● **SOURCE DATA**

——

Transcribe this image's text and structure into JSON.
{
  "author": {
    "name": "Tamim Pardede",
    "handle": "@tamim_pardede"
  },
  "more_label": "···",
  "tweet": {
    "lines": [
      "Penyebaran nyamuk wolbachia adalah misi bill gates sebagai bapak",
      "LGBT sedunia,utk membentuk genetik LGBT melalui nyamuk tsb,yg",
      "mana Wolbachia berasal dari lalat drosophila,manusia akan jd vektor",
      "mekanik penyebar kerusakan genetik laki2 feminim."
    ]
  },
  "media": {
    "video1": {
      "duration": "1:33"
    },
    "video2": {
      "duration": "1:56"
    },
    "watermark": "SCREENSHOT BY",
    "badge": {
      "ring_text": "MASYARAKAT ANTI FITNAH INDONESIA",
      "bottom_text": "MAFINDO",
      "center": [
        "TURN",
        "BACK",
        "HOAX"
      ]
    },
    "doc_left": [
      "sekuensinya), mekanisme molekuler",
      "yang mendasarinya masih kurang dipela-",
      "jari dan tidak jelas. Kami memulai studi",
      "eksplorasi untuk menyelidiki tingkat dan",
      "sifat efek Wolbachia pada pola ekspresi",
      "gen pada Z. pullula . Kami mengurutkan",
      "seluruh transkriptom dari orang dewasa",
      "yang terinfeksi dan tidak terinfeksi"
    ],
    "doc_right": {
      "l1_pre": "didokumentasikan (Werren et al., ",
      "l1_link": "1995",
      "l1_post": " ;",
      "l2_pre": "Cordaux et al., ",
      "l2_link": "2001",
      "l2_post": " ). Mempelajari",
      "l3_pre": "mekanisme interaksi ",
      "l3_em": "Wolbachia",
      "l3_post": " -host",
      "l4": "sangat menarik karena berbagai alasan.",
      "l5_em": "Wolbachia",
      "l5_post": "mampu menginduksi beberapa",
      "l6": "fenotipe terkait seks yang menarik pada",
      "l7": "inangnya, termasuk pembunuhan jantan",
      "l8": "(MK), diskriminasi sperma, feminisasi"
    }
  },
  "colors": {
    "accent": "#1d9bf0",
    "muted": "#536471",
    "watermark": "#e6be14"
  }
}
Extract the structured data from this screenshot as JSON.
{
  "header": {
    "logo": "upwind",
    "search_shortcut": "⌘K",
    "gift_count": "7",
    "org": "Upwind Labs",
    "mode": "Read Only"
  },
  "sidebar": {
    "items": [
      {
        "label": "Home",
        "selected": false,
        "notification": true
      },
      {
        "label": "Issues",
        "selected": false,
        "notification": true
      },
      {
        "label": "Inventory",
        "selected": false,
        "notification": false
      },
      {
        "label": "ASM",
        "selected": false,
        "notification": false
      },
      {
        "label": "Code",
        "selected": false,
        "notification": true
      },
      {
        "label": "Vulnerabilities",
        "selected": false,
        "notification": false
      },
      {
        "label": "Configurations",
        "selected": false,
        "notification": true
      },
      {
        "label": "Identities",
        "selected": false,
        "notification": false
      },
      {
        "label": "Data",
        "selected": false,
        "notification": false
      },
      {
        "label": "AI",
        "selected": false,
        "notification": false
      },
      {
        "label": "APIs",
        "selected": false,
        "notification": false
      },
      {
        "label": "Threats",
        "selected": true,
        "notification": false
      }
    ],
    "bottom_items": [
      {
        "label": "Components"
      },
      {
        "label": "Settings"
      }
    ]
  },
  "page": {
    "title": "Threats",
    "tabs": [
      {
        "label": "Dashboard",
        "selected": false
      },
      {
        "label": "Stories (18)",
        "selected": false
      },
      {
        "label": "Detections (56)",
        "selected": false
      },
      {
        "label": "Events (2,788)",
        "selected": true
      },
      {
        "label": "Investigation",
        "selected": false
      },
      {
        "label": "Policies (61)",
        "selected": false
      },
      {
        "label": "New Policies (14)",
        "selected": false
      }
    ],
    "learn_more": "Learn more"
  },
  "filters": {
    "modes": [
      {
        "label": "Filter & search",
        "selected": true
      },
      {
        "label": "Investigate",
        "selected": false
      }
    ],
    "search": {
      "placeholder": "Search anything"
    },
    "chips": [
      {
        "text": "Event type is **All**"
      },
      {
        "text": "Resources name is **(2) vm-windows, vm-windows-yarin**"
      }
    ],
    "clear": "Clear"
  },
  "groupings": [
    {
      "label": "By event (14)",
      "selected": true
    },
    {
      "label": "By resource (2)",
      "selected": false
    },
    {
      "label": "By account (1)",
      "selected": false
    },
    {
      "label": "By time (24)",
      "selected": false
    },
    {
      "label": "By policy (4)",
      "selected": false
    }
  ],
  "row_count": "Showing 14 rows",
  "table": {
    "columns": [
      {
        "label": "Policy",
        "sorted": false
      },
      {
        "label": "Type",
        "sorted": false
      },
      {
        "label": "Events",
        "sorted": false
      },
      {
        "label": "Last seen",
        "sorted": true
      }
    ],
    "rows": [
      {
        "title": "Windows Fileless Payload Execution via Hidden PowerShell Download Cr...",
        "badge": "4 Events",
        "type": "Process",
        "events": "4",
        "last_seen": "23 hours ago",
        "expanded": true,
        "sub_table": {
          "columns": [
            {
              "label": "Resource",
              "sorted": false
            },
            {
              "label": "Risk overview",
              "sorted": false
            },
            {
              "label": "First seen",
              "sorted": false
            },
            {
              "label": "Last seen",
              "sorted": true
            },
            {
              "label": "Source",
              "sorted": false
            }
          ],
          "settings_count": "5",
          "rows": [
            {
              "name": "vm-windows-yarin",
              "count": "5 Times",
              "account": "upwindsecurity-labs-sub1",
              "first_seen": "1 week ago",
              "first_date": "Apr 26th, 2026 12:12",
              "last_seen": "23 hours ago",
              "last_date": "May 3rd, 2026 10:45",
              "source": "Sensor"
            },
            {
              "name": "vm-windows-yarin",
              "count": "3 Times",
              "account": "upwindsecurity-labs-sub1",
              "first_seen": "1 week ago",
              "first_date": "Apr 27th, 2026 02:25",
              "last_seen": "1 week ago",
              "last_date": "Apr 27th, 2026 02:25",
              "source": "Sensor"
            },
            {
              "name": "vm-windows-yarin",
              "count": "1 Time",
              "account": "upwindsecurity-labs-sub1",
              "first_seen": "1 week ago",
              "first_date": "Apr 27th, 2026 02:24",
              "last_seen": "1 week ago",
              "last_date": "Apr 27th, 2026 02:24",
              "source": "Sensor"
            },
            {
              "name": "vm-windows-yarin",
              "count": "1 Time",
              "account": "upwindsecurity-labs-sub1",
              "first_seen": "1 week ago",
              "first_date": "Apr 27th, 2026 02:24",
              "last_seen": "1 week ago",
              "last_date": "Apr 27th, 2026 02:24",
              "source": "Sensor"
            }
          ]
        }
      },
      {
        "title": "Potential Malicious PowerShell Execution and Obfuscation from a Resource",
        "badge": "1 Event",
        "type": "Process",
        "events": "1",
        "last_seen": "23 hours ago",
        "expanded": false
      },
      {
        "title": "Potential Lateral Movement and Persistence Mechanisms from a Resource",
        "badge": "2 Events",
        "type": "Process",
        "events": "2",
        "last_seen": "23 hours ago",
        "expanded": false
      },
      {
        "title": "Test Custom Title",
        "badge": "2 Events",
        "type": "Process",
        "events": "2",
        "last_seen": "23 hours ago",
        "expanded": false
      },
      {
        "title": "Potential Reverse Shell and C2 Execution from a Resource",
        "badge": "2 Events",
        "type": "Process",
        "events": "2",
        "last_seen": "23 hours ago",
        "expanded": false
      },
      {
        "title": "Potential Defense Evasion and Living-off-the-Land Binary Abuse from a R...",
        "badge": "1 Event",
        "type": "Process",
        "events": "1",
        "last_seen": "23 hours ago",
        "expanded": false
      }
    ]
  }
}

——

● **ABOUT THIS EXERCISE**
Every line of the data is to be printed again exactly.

● **ANSWER FOR THE TASK**
Transcribe this image's text and structure into JSON.
{
  "author": {
    "name": "Tamim Pardede",
    "handle": "@tamim_pardede"
  },
  "more_label": "···",
  "tweet": {
    "lines": [
      "Penyebaran nyamuk wolbachia adalah misi bill gates sebagai bapak",
      "LGBT sedunia,utk membentuk genetik LGBT melalui nyamuk tsb,yg",
      "mana Wolbachia berasal dari lalat drosophila,manusia akan jd vektor",
      "mekanik penyebar kerusakan genetik laki2 feminim."
    ]
  },
  "media": {
    "video1": {
      "duration": "1:33"
    },
    "video2": {
      "duration": "1:56"
    },
    "watermark": "SCREENSHOT BY",
    "badge": {
      "ring_text": "MASYARAKAT ANTI FITNAH INDONESIA",
      "bottom_text": "MAFINDO",
      "center": [
        "TURN",
        "BACK",
        "HOAX"
      ]
    },
    "doc_left": [
      "sekuensinya), mekanisme molekuler",
      "yang mendasarinya masih kurang dipela-",
      "jari dan tidak jelas. Kami memulai studi",
      "eksplorasi untuk menyelidiki tingkat dan",
      "sifat efek Wolbachia pada pola ekspresi",
      "gen pada Z. pullula . Kami mengurutkan",
      "seluruh transkriptom dari orang dewasa",
      "yang terinfeksi dan tidak terinfeksi"
    ],
    "doc_right": {
      "l1_pre": "didokumentasikan (Werren et al., ",
      "l1_link": "1995",
      "l1_post": " ;",
      "l2_pre": "Cordaux et al., ",
      "l2_link": "2001",
      "l2_post": " ). Mempelajari",
      "l3_pre": "mekanisme interaksi ",
      "l3_em": "Wolbachia",
      "l3_post": " -host",
      "l4": "sangat menarik karena berbagai alasan.",
      "l5_em": "Wolbachia",
      "l5_post": "mampu menginduksi beberapa",
      "l6": "fenotipe terkait seks yang menarik pada",
      "l7": "inangnya, termasuk pembunuhan jantan",
      "l8": "(MK), diskriminasi sperma, feminisasi"
    }
  },
  "colors": {
    "accent": "#1d9bf0",
    "muted": "#536471",
    "watermark": "#e6be14"
  }
}
Extract the structured data from this screenshot as JSON.
{
  "header": {
    "logo": "upwind",
    "search_shortcut": "⌘K",
    "gift_count": "7",
    "org": "Upwind Labs",
    "mode": "Read Only"
  },
  "sidebar": {
    "items": [
      {
        "label": "Home",
        "selected": false,
        "notification": true
      },
      {
        "label": "Issues",
        "selected": false,
        "notification": true
      },
      {
        "label": "Inventory",
        "selected": false,
        "notification": false
      },
      {
        "label": "ASM",
        "selected": false,
        "notification": false
      },
      {
        "label": "Code",
        "selected": false,
        "notification": true
      },
      {
        "label": "Vulnerabilities",
        "selected": false,
        "notification": false
      },
      {
        "label": "Configurations",
        "selected": false,
        "notification": true
      },
      {
        "label": "Identities",
        "selected": false,
        "notification": false
      },
      {
        "label": "Data",
        "selected": false,
        "notification": false
      },
      {
        "label": "AI",
        "selected": false,
        "notification": false
      },
      {
        "label": "APIs",
        "selected": false,
        "notification": false
      },
      {
        "label": "Threats",
        "selected": true,
        "notification": false
      }
    ],
    "bottom_items": [
      {
        "label": "Components"
      },
      {
        "label": "Settings"
      }
    ]
  },
  "page": {
    "title": "Threats",
    "tabs": [
      {
        "label": "Dashboard",
        "selected": false
      },
      {
        "label": "Stories (18)",
        "selected": false
      },
      {
        "label": "Detections (56)",
        "selected": false
      },
      {
        "label": "Events (2,788)",
        "selected": true
      },
      {
        "label": "Investigation",
        "selected": false
      },
      {
        "label": "Policies (61)",
        "selected": false
      },
      {
        "label": "New Policies (14)",
        "selected": false
      }
    ],
    "learn_more": "Learn more"
  },
  "filters": {
    "modes": [
      {
        "label": "Filter & search",
        "selected": true
      },
      {
        "label": "Investigate",
        "selected": false
      }
    ],
    "search": {
      "placeholder": "Search anything"
    },
    "chips": [
      {
        "text": "Event type is **All**"
      },
      {
        "text": "Resources name is **(2) vm-windows, vm-windows-yarin**"
      }
    ],
    "clear": "Clear"
  },
  "groupings": [
    {
      "label": "By event (14)",
      "selected": true
    },
    {
      "label": "By resource (2)",
      "selected": false
    },
    {
      "label": "By account (1)",
      "selected": false
    },
    {
      "label": "By time (24)",
      "selected": false
    },
    {
      "label": "By policy (4)",
      "selected": false
    }
  ],
  "row_count": "Showing 14 rows",
  "table": {
    "columns": [
      {
        "label": "Policy",
        "sorted": false
      },
      {
        "label": "Type",
        "sorted": false
      },
      {
        "label": "Events",
        "sorted": false
      },
      {
        "label": "Last seen",
        "sorted": true
      }
    ],
    "rows": [
      {
        "title": "Windows Fileless Payload Execution via Hidden PowerShell Download Cr...",
        "badge": "4 Events",
        "type": "Process",
        "events": "4",
        "last_seen": "23 hours ago",
        "expanded": true,
        "sub_table": {
          "columns": [
            {
              "label": "Resource",
              "sorted": false
            },
            {
              "label": "Risk overview",
              "sorted": false
            },
            {
              "label": "First seen",
              "sorted": false
            },
            {
              "label": "Last seen",
              "sorted": true
            },
            {
              "label": "Source",
              "sorted": false
            }
          ],
          "settings_count": "5",
          "rows": [
            {
              "name": "vm-windows-yarin",
              "count": "5 Times",
              "account": "upwindsecurity-labs-sub1",
              "first_seen": "1 week ago",
              "first_date": "Apr 26th, 2026 12:12",
              "last_seen": "23 hours ago",
              "last_date": "May 3rd, 2026 10:45",
              "source": "Sensor"
            },
            {
              "name": "vm-windows-yarin",
              "count": "3 Times",
              "account": "upwindsecurity-labs-sub1",
              "first_seen": "1 week ago",
              "first_date": "Apr 27th, 2026 02:25",
              "last_seen": "1 week ago",
              "last_date": "Apr 27th, 2026 02:25",
              "source": "Sensor"
            },
            {
              "name": "vm-windows-yarin",
              "count": "1 Time",
              "account": "upwindsecurity-labs-sub1",
              "first_seen": "1 week ago",
              "first_date": "Apr 27th, 2026 02:24",
              "last_seen": "1 week ago",
              "last_date": "Apr 27th, 2026 02:24",
              "source": "Sensor"
            },
            {
              "name": "vm-windows-yarin",
              "count": "1 Time",
              "account": "upwindsecurity-labs-sub1",
              "first_seen": "1 week ago",
              "first_date": "Apr 27th, 2026 02:24",
              "last_seen": "1 week ago",
              "last_date": "Apr 27th, 2026 02:24",
              "source": "Sensor"
            }
          ]
        }
      },
      {
        "title": "Potential Malicious PowerShell Execution and Obfuscation from a Resource",
        "badge": "1 Event",
        "type": "Process",
        "events": "1",
        "last_seen": "23 hours ago",
        "expanded": false
      },
      {
        "title": "Potential Lateral Movement and Persistence Mechanisms from a Resource",
        "badge": "2 Events",
        "type": "Process",
        "events": "2",
        "last_seen": "23 hours ago",
        "expanded": false
      },
      {
        "title": "Test Custom Title",
        "badge": "2 Events",
        "type": "Process",
        "events": "2",
        "last_seen": "23 hours ago",
        "expanded": false
      },
      {
        "title": "Potential Reverse Shell and C2 Execution from a Resource",
        "badge": "2 Events",
        "type": "Process",
        "events": "2",
        "last_seen": "23 hours ago",
        "expanded": false
      },
      {
        "title": "Potential Defense Evasion and Living-off-the-Land Binary Abuse from a R...",
        "badge": "1 Event",
        "type": "Process",
        "events": "1",
        "last_seen": "23 hours ago",
        "expanded": false
      }
    ]
  }
}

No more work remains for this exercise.